EXERCISE DATA:
• • • •
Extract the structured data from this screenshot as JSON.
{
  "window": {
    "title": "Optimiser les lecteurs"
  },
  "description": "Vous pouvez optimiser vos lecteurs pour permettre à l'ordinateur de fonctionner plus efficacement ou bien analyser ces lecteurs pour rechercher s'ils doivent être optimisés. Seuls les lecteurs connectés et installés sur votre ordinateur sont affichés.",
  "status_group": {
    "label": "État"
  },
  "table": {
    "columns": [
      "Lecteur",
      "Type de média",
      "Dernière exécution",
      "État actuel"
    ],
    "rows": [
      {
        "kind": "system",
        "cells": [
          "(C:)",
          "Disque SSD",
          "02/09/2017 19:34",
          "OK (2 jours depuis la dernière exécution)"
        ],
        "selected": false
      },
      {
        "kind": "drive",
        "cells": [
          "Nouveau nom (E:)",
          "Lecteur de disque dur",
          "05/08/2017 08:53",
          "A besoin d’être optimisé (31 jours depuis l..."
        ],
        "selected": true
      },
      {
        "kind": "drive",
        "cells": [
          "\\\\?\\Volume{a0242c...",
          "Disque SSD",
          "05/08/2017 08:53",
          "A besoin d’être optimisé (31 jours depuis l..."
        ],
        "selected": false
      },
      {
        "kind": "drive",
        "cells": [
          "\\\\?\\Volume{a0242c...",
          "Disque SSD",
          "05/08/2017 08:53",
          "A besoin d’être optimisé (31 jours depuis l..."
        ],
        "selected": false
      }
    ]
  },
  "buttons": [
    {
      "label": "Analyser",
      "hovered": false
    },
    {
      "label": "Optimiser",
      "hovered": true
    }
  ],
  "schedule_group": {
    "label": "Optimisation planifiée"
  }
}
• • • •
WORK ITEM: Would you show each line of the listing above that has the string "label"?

REPLY:
    "label": "État"
      "label": "Analyser",
      "label": "Optimiser",
    "label": "Optimisation planifiée"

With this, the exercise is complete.